**Recorded data**
——————

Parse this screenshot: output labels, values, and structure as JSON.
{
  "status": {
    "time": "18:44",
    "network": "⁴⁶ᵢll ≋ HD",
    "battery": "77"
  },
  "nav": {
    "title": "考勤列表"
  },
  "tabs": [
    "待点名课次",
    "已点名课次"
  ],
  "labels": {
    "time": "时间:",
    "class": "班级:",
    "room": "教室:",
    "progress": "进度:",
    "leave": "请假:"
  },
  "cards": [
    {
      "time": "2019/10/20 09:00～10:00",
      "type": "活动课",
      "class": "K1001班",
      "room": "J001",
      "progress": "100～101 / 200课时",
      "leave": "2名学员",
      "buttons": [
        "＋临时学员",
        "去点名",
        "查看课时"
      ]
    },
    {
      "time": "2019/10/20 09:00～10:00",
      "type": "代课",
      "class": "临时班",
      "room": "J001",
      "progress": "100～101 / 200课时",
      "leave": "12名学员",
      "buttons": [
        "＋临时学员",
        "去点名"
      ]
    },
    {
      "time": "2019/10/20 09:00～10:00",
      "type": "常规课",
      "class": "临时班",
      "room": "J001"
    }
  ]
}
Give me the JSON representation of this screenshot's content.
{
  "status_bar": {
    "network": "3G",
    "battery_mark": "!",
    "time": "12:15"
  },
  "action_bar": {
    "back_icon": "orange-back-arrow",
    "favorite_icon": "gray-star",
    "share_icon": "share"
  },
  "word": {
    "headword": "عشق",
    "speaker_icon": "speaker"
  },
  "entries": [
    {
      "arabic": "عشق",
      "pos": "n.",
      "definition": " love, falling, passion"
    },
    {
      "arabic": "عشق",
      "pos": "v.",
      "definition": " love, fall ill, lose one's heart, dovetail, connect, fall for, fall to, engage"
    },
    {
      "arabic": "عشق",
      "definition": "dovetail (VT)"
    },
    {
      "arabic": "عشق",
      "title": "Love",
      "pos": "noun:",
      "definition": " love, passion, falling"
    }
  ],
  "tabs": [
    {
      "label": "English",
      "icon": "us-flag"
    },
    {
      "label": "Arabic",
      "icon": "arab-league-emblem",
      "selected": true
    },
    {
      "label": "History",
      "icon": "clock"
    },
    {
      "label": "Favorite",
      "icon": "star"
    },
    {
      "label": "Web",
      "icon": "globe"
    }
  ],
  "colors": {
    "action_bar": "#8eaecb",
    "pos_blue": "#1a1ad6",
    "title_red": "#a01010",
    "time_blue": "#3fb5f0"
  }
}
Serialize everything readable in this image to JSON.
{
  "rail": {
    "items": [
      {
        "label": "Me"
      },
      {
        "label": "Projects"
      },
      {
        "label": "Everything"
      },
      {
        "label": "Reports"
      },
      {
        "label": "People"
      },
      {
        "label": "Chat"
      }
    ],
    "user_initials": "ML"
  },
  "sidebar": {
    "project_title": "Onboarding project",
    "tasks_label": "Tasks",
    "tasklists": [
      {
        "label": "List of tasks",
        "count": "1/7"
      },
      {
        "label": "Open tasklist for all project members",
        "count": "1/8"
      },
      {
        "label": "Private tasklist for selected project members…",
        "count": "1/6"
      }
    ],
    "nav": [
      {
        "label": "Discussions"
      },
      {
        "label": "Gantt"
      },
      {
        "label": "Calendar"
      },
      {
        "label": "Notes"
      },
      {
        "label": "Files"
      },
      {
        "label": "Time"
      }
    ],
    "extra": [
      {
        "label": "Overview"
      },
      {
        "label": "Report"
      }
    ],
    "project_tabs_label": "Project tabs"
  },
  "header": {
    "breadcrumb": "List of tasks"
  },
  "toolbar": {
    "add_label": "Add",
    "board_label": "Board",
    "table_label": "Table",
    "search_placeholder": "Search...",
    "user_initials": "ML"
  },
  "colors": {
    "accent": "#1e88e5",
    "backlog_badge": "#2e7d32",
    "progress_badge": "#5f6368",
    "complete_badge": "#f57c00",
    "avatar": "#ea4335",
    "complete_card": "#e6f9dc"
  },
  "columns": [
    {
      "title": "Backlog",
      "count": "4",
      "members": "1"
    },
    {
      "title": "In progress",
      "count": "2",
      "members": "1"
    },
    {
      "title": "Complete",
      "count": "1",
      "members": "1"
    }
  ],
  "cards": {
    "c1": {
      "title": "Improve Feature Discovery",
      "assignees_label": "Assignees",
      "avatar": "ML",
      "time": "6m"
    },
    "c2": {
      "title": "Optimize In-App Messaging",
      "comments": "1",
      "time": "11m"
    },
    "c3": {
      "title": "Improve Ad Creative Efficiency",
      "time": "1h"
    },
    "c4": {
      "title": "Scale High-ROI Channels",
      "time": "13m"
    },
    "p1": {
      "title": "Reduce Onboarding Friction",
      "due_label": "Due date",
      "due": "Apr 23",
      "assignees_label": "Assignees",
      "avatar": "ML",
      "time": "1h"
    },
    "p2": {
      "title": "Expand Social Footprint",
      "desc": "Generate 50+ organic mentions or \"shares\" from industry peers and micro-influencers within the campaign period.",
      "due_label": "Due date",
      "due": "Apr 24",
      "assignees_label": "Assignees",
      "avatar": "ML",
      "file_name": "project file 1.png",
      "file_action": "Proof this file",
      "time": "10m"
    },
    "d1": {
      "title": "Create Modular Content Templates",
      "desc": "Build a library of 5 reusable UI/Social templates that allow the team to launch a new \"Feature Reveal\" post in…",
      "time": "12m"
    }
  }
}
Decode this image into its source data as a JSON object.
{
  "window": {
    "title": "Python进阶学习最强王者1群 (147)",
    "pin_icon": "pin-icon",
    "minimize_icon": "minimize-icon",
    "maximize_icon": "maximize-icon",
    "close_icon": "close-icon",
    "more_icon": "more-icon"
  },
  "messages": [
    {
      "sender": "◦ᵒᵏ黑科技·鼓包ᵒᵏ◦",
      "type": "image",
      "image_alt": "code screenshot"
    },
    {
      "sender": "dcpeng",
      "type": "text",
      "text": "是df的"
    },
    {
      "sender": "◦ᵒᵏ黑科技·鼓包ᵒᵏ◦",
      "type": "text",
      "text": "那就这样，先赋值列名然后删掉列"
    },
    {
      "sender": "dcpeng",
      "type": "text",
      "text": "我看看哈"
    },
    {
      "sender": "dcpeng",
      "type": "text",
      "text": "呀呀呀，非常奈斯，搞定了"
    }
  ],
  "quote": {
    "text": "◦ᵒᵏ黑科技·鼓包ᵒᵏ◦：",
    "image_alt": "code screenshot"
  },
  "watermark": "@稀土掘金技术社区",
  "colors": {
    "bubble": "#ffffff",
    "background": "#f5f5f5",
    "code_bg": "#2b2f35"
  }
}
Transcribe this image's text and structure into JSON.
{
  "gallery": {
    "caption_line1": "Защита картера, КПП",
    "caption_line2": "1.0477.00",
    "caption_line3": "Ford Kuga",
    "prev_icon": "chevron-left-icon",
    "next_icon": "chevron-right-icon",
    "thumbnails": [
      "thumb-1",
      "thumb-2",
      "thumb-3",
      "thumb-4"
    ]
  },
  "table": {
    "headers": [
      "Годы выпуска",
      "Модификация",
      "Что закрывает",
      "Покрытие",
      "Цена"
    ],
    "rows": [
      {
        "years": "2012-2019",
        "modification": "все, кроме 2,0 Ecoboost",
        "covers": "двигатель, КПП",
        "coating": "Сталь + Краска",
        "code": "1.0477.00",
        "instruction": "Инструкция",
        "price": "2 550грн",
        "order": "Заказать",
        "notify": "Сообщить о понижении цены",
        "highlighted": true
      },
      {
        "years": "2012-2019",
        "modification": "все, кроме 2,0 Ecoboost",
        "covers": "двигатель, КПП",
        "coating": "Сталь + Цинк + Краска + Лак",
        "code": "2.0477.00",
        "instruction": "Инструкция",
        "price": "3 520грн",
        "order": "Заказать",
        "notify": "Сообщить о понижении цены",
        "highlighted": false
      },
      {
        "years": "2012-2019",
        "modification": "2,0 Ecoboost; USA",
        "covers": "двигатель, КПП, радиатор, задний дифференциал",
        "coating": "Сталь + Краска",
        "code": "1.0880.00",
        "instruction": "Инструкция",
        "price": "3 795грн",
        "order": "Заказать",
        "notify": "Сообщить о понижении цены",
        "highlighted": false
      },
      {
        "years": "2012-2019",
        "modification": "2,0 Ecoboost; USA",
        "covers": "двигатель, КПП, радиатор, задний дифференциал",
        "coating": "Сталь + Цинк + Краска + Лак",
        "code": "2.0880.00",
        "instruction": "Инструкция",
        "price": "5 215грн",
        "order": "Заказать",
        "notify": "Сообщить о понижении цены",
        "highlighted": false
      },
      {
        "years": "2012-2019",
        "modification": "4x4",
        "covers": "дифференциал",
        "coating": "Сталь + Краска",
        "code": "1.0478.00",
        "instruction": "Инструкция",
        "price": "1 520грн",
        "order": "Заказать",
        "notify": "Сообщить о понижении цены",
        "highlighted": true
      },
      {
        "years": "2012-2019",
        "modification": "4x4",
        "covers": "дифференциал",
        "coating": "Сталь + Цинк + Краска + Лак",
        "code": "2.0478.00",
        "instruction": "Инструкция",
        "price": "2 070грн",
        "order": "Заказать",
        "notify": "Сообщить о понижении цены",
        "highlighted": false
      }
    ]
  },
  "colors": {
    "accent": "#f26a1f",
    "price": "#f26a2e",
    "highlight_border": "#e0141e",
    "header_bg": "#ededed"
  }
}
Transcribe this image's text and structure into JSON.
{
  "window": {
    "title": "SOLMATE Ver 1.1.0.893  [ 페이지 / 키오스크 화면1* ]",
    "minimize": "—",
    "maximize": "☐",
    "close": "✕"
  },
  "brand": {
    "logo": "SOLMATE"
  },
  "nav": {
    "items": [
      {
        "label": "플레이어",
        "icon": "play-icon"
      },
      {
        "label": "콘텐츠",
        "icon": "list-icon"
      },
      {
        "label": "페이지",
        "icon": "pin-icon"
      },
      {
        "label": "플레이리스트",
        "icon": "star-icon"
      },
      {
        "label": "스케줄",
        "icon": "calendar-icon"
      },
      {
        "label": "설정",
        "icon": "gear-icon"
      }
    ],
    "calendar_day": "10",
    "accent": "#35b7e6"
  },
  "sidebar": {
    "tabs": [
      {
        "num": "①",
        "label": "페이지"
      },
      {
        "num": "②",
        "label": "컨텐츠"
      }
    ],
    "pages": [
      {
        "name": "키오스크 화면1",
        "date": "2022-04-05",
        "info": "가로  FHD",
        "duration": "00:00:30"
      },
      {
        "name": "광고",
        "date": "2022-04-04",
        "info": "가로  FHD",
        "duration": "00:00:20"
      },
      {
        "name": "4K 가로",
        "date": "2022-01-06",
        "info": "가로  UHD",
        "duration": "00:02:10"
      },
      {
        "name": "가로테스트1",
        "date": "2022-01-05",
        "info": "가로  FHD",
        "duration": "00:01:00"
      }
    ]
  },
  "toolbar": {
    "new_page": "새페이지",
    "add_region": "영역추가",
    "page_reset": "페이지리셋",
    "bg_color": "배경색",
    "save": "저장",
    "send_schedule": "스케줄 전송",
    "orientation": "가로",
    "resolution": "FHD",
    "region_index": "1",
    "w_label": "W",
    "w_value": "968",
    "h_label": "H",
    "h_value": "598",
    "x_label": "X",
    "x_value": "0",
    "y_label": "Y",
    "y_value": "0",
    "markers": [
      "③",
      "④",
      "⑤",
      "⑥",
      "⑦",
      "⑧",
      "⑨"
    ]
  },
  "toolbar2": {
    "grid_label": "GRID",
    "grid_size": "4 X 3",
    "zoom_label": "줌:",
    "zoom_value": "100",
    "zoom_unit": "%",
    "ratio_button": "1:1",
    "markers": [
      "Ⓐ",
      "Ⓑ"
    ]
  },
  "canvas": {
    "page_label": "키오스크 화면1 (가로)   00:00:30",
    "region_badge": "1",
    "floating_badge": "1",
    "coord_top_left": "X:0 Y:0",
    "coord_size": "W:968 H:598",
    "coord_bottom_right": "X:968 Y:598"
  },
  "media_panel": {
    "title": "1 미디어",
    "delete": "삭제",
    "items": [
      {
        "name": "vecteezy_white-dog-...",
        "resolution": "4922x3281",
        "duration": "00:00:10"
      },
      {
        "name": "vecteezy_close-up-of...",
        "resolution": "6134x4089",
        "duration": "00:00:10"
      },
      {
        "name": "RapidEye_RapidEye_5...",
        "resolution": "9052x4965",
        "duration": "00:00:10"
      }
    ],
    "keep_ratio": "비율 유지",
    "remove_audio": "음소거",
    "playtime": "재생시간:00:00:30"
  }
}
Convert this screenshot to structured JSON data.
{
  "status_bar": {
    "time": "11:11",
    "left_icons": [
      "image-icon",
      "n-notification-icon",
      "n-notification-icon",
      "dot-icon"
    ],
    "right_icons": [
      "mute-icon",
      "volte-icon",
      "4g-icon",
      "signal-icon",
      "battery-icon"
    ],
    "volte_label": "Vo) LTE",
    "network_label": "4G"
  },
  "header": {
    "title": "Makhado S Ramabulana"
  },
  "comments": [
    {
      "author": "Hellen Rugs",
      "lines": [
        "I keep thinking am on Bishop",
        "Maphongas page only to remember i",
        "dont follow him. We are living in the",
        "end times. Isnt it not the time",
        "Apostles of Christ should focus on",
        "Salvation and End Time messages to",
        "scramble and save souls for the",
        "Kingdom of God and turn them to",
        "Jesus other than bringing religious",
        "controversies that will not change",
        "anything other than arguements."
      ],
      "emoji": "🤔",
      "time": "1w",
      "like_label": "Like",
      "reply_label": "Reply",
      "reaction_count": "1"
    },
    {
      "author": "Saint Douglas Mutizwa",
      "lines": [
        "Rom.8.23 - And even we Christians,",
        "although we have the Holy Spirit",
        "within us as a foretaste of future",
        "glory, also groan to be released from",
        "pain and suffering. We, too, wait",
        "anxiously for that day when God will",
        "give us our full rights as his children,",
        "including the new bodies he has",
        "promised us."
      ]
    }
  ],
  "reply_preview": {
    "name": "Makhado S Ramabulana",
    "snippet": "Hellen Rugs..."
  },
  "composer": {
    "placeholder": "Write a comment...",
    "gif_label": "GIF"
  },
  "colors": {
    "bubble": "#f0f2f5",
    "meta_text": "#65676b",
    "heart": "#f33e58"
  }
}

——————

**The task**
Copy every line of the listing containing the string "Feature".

**Task solution**
      "title": "Improve Feature Discovery",
      "desc": "Build a library of 5 reusable UI/Social templates that allow the team to launch a new \"Feature Reveal\" post in…",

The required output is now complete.